> [Listed entries]

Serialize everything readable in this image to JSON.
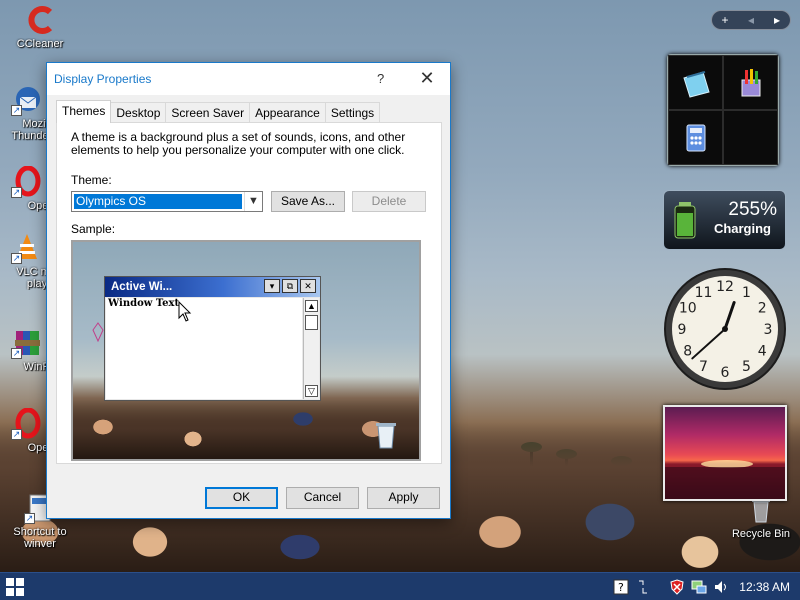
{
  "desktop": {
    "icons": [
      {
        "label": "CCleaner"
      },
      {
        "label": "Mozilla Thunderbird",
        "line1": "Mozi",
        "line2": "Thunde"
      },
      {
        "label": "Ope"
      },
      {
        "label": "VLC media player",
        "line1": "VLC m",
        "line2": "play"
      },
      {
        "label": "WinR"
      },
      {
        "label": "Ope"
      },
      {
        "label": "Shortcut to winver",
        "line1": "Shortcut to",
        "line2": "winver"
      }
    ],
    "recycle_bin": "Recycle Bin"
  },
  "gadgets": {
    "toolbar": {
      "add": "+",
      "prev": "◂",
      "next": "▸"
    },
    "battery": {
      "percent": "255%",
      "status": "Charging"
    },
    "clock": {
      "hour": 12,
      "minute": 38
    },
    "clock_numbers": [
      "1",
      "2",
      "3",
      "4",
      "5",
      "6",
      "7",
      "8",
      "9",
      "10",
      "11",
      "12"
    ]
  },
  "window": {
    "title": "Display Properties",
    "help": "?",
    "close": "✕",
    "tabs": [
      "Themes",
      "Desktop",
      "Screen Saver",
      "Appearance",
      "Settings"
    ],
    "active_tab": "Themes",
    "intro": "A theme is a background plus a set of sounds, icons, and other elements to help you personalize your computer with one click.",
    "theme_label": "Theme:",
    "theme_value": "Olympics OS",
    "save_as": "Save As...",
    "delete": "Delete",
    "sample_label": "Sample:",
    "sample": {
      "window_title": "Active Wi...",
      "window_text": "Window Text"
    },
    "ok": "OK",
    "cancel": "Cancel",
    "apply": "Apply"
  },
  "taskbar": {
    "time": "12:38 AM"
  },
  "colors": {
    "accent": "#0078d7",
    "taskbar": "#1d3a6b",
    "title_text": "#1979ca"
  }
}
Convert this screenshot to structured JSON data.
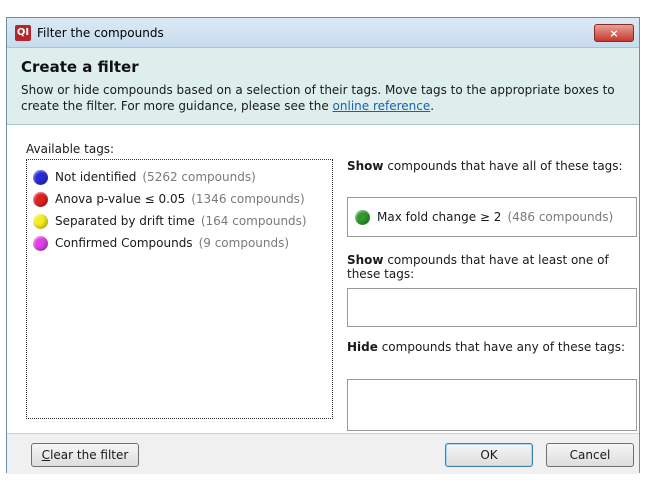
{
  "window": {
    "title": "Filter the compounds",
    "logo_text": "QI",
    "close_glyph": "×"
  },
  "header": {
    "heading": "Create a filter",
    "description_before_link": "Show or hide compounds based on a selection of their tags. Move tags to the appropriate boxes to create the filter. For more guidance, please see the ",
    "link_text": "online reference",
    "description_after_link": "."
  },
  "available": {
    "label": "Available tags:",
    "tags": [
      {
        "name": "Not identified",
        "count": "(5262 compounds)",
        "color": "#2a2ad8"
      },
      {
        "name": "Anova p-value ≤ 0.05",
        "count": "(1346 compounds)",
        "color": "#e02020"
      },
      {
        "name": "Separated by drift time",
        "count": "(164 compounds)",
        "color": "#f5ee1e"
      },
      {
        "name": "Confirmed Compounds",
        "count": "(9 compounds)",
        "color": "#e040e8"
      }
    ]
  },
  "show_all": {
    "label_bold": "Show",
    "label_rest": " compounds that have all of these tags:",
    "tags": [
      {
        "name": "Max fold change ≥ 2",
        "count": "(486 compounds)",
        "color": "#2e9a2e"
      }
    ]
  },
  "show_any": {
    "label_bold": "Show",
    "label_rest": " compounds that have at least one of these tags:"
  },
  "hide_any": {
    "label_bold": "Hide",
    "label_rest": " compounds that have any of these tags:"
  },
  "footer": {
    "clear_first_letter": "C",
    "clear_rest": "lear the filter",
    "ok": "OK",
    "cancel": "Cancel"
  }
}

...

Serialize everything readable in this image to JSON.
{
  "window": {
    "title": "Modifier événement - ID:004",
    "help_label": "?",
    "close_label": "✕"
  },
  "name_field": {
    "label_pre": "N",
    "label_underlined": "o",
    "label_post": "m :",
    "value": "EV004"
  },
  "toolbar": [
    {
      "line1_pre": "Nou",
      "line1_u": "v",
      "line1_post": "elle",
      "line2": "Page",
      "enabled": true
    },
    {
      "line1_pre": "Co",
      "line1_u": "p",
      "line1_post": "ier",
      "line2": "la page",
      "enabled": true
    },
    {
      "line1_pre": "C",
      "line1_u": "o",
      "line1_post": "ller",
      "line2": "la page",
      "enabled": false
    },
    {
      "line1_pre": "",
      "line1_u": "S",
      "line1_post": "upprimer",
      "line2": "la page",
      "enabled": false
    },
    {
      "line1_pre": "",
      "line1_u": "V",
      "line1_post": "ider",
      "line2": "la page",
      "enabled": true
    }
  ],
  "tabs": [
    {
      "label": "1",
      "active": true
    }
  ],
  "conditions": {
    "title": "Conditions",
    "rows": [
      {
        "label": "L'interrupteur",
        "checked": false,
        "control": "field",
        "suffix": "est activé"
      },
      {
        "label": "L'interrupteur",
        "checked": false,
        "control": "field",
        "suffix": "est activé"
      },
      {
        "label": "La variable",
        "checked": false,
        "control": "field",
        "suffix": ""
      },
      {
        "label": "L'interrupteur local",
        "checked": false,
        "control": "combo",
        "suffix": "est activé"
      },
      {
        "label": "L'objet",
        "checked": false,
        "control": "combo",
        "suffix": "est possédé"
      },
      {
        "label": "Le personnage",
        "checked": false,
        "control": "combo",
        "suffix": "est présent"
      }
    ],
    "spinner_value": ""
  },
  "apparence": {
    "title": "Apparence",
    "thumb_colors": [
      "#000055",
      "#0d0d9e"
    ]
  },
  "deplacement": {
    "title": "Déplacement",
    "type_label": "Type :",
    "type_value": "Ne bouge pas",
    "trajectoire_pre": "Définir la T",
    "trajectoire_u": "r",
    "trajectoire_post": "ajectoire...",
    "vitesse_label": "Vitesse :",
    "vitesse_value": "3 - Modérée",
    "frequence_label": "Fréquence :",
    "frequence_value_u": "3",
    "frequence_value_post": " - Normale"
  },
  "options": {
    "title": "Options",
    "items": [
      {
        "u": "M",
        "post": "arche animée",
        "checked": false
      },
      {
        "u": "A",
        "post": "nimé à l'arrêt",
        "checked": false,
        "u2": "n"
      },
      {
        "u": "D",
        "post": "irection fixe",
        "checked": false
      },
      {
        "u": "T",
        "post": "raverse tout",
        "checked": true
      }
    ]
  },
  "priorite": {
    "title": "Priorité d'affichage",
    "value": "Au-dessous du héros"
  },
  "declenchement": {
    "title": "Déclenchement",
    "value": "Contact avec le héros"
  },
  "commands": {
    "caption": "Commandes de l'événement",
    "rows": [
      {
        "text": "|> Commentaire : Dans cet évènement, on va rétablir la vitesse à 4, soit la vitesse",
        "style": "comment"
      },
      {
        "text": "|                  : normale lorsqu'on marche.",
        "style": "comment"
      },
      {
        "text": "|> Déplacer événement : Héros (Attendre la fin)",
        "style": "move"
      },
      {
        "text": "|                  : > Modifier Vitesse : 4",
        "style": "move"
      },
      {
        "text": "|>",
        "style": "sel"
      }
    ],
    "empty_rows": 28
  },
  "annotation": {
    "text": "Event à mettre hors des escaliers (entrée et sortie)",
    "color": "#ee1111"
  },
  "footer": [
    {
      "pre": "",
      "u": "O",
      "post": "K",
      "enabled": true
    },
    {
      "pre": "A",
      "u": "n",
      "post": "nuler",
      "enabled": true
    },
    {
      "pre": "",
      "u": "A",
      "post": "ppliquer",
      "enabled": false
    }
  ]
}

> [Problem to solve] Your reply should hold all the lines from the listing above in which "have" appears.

> [Task answer]
    "label_rest": " compounds that have all of these tags:",
    "label_rest": " compounds that have at least one of these tags:"
    "label_rest": " compounds that have any of these tags:"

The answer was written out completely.